While guidelines for bronchiolitis aim to reduce gratuitous tests and treatments, one-third of infants presenting at EDs with bronchiolitis receive an unnecessary intervention, according to a new global study.

International ED practice patterns for infants with bronchiolitis

For infants with symptoms of bronchiolitis, viral testing, blood tests, and chest x-rays are discouraged in most cases. Antibiotics are not recommended as treatment.

In a study published in Pediatrics, Amy Zipursky, MD, of the Hospital for Sick Children and the University of Toronto, and colleagues, reviewed records for 2,359 infants aged 2-11 months diagnosed with bronchiolitis during the year 2013. The data came from a network of 38 EDs in the Australia, Canada, Ireland, New Zealand, Portugal, Spain, the United Kingdom, and the United States.

Dr. Zipursky and colleagues found that, while 8% of infants in the cohort had been treated with antibiotics, 33% had received at least one nonrecommended test, with rates ranging widely across regions. In the United Kingdom and Ireland, for example, only 15% received such a test, compared with 50% in Spain and Portugal.

Of the children given antibiotics, two-thirds had suspected bacterial infections, the researchers found. Antibiotic use was highest in the United States, at 11% of infants seen for bronchiolitis, and lowest in the United Kingdom and Ireland at 4%. Administration of chest x-rays – which occurred in nearly a quarter of the cohort – increased the likelihood of antibiotics being administered (odds ratio, 2.29; 95% confidence interval, 1.62-3.24) independent of fever or severe symptoms.

The most common nonrecommended tests performed in the study were:

  • Nasopharyngeal viral testing without admission to hospital (n = 591).
  • Chest x-ray without ICU admission (n = 507).
  • Complete blood counts (n = 222).
  • Blood cultures (n = 129).
  • Urinalysis in the absence of fever (n = 86).
  • Febrile infants 3 months of age or less had blood cultures (n = 49).

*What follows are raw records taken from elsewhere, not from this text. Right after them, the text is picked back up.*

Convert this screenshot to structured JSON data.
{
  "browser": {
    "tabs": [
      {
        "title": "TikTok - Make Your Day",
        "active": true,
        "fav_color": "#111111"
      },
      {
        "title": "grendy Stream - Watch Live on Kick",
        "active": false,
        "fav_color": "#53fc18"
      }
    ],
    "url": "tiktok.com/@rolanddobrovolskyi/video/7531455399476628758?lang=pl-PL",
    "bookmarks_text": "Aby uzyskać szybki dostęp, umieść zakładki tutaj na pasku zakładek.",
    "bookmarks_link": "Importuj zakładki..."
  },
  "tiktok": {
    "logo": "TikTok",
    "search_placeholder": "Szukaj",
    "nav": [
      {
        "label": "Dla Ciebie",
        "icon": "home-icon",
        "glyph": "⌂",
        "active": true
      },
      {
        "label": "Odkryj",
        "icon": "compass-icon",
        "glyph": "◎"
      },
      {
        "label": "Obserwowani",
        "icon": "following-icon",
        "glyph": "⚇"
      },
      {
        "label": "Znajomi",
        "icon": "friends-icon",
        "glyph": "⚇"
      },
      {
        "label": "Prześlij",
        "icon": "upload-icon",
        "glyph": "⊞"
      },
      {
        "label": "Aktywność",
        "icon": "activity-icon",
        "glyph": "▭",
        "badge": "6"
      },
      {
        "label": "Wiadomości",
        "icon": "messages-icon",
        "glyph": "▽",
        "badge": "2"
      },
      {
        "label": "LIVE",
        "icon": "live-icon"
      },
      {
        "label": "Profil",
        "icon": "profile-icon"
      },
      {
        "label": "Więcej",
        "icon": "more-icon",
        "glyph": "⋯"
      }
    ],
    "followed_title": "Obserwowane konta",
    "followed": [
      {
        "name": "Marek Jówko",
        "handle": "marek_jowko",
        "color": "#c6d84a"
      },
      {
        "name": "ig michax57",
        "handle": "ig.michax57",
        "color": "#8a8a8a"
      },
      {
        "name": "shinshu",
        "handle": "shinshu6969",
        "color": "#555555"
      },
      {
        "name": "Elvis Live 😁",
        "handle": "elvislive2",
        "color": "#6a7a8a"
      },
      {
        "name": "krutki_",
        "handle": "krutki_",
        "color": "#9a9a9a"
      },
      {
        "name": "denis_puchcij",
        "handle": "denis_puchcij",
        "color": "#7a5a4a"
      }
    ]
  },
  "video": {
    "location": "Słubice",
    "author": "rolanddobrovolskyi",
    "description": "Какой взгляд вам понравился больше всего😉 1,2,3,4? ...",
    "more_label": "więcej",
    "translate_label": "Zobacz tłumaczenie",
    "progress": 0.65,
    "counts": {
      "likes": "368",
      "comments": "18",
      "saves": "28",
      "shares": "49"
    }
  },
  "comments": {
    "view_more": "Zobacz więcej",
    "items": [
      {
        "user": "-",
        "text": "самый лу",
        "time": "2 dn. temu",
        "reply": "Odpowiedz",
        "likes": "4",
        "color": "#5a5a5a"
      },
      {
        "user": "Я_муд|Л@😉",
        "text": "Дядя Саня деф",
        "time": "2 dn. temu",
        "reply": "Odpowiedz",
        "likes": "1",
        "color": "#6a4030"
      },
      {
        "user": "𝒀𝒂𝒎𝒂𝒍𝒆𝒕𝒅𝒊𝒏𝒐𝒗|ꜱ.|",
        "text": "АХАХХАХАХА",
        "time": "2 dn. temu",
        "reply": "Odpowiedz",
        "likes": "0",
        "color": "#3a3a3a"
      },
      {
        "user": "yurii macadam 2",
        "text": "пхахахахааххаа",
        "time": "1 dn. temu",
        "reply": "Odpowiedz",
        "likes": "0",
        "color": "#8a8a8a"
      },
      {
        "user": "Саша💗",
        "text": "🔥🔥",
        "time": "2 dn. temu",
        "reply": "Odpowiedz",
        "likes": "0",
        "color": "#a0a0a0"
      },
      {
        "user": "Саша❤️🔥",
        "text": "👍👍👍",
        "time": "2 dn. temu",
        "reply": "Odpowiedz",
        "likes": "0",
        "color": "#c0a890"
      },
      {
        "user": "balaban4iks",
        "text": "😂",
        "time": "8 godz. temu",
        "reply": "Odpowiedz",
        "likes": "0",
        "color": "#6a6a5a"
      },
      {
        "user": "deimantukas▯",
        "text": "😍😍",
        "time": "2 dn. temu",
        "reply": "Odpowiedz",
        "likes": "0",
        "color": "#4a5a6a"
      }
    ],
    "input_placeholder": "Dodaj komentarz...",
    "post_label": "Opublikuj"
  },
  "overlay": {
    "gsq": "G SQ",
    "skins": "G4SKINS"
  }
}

In some treatment centers the rate of nonrecommended tests performed was 6%, while others saw rates of 74%.

“Despite the evidence that laboratory testing rarely impacts bronchiolitis management and that bacterial infections in bronchiolitis are uncommon, our study reveals that these tests continue to be performed frequently in many parts of the world,” Dr. Zipursky and colleagues wrote in their analysis.

“Plausible reasons may include ‘automatic’ blood draws with intravenous placement, uncertainty about institutional policies, perceived need for reassurance about the diagnosis, perception of ‘doing something,’ and parental desire for a viral label,” the authors surmised. “Because parental pressure to provide interventions may be a driver of care in infants with bronchiolitis in some countries, ED clinicians need to have higher confidence in the evidence-based bronchiolitis care and convey this trust to families.”

The researchers listed among the weaknesses of their study its retrospective design, and that results from x-rays and lab tests performed were not available.

In an editorial comment accompanying the study, Joseph J. Zorc, MD, of Children’s Hospital of Philadelphia and the University of Pennsylvania in Philadelphia, noted that some of the regional differences seen in the study may be attributable to different clinical criteria used to diagnose bronchiolitis. In the United Kingdom, for example, national guidelines include the presence of crackles, while in North America guidelines focus on wheeze. “Perhaps clinicians in the United Kingdom accept the presence of crackles as an expected finding in infant with bronchiolitis and are less likely to order imaging,” Dr. Zorc said (Pediatrics. 2020 Jul 13;146[2]:e20193684).

He also pointed out that the coronavirus pandemic caused by SARS-CoV-2 (COVID- 19) could have an impact on global testing and treatment practices for bronchiolitis, as coronaviruses are a known cause of bronchiolitis. The Pediatric Emergency Research Network, comprising the 38 EDs from which Dr. Zipursky and colleagues drew their data, is conducting a prospective study looking at pediatric disease caused by SARS-CoV-2.

The “collaboration of international networks of pediatric emergency providers is an encouraging sign of potential opportunities to come ... [providing] an opportunity to evaluate variation that can lead to innovation,” Dr. Zorc concluded.

Dr. Zipursky and colleagues reported no external funding or relevant financial disclosures. Dr. Zorc reported no relevant conflicts of interest.

SOURCE: Zipursky A et al. Pediatrics. 2020 Jul 13;146(2):e2020002311.